If a line in the entries contains the word "screenshot", list it.

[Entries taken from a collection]
○ ○ ○ ○ ○ ○ ○
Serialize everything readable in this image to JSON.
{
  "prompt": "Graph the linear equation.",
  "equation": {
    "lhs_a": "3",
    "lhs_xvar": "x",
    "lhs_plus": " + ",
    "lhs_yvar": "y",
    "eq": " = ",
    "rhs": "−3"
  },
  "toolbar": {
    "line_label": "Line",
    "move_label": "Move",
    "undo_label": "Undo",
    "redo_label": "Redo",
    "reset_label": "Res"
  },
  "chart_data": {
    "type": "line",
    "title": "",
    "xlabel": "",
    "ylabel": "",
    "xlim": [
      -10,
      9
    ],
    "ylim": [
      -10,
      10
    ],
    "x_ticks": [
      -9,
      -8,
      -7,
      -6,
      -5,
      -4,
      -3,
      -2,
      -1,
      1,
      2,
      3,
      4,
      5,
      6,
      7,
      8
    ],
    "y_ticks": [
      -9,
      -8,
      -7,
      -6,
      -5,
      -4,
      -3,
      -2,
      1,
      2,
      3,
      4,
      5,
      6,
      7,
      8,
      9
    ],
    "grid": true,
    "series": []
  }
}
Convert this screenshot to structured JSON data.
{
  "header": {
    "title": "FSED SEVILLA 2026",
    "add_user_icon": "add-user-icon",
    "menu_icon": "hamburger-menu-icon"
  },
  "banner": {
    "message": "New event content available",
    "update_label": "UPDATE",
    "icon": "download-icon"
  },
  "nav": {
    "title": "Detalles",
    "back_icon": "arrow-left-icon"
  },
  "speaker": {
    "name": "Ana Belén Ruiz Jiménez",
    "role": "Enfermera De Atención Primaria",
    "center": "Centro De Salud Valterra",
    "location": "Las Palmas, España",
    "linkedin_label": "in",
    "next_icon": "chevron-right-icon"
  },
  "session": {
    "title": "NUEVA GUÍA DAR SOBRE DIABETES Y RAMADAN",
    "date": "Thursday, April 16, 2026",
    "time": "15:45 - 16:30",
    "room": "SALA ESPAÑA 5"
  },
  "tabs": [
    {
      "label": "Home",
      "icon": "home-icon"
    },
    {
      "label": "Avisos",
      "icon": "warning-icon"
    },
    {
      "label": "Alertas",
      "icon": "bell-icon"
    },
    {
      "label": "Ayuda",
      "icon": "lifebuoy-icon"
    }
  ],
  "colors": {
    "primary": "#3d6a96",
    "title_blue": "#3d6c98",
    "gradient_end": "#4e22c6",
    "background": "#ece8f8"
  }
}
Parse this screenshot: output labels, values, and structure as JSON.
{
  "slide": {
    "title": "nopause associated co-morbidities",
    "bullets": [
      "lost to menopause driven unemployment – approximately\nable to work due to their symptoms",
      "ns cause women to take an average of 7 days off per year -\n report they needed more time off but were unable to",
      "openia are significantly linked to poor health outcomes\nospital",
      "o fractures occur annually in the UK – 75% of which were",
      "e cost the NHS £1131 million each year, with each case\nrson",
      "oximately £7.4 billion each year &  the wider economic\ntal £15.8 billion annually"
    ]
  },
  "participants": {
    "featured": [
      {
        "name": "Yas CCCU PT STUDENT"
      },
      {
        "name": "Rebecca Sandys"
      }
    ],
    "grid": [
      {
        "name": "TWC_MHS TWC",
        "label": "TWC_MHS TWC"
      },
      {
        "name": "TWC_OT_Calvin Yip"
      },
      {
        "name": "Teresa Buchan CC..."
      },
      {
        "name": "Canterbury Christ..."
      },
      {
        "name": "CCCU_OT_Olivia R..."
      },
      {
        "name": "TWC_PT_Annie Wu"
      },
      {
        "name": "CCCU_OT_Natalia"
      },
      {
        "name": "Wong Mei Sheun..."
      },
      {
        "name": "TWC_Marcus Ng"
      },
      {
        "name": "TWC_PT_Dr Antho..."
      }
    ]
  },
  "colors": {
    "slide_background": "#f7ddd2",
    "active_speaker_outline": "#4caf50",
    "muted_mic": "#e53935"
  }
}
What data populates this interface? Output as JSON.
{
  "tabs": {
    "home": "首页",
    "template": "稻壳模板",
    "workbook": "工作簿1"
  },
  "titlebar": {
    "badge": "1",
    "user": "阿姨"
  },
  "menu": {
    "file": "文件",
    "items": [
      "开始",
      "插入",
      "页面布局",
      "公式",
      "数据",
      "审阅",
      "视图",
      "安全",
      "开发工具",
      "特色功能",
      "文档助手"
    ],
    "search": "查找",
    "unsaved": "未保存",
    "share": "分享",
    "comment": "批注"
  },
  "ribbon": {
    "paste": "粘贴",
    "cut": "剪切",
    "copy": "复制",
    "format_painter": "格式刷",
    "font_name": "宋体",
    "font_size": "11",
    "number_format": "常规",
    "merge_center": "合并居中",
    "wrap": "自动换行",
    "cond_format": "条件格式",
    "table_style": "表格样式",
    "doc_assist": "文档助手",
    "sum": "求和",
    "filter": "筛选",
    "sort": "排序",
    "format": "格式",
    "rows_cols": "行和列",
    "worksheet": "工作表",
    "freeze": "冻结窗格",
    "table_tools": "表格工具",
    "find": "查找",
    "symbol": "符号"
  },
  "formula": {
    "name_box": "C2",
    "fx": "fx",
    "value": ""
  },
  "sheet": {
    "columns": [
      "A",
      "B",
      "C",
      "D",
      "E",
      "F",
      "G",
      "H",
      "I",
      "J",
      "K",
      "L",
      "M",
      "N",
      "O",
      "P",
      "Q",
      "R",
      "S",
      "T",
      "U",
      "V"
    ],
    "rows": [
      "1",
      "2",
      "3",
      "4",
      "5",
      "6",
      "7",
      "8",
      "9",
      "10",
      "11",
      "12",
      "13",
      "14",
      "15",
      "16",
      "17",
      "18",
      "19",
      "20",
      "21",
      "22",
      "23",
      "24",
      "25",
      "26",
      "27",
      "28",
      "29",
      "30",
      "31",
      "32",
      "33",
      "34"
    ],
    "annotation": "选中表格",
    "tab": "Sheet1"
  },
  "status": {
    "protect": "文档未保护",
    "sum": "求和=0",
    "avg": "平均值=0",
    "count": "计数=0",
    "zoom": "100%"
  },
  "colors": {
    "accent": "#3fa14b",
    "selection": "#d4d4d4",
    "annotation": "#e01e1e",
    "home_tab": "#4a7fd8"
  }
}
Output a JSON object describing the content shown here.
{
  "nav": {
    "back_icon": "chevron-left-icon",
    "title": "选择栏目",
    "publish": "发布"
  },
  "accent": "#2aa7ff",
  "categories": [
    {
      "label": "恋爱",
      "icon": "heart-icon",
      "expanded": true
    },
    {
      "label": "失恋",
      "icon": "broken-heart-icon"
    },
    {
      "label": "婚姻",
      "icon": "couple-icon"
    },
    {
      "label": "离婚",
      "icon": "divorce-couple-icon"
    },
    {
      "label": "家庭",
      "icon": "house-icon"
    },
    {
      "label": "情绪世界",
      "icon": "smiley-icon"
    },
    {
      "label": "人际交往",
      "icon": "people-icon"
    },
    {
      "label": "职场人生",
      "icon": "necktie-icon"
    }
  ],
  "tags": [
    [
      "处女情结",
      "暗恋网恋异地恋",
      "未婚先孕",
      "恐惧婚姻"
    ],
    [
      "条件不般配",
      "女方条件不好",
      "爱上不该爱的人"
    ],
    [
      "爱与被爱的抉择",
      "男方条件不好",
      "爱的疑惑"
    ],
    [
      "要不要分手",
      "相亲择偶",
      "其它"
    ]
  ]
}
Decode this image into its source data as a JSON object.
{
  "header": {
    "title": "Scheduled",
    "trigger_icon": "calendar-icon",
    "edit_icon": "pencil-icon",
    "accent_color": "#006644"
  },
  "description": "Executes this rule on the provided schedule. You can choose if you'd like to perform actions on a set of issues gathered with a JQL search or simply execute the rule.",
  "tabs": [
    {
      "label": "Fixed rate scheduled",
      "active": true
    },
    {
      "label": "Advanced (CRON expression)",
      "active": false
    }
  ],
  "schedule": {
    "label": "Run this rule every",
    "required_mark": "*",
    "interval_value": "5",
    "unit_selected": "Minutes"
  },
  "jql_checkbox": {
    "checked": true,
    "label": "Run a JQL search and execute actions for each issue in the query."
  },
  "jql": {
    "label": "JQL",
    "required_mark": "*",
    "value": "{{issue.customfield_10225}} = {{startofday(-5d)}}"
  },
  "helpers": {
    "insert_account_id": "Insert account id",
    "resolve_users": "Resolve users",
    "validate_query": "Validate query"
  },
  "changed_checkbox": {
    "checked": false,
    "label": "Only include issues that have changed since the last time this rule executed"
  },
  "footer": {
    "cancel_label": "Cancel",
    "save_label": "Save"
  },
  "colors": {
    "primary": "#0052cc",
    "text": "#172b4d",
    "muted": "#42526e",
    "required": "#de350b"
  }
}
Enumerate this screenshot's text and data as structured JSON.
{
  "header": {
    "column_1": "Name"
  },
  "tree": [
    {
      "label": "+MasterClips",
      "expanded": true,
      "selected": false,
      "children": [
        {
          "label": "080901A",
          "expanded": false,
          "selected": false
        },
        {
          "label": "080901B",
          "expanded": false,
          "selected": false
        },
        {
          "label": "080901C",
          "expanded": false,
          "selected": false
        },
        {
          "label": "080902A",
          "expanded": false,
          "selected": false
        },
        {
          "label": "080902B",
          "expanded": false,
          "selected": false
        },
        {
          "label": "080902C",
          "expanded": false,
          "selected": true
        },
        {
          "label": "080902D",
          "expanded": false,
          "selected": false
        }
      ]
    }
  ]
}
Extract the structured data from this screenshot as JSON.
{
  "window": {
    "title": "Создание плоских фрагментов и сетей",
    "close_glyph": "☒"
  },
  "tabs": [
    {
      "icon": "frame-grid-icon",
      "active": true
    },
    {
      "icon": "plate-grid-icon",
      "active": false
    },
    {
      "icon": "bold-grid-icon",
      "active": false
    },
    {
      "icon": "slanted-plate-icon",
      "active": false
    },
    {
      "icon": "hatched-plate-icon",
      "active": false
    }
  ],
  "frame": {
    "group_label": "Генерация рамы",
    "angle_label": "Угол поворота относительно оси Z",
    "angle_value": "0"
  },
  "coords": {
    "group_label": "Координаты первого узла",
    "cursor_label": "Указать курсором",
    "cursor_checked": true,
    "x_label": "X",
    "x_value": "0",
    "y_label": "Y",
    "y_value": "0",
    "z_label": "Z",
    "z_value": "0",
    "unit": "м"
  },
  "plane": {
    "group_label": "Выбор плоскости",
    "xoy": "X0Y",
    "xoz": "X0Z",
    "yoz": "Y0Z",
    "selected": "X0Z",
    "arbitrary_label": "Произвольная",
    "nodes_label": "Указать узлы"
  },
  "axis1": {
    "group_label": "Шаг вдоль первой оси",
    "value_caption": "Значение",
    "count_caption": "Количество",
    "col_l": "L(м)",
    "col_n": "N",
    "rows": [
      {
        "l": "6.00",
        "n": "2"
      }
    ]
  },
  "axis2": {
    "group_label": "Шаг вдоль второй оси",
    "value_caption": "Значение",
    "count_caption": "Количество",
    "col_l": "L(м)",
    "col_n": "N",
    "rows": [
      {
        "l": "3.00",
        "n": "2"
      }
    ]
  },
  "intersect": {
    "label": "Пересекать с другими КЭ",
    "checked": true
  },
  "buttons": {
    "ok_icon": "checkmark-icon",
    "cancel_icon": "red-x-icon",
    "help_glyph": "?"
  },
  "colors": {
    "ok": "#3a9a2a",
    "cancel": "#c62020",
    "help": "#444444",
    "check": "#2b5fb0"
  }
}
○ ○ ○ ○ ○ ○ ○
- **Response to this exercise**:
Convert this screenshot to structured JSON data.
Parse this screenshot: output labels, values, and structure as JSON.
Enumerate this screenshot's text and data as structured JSON.
Extract the structured data from this screenshot as JSON.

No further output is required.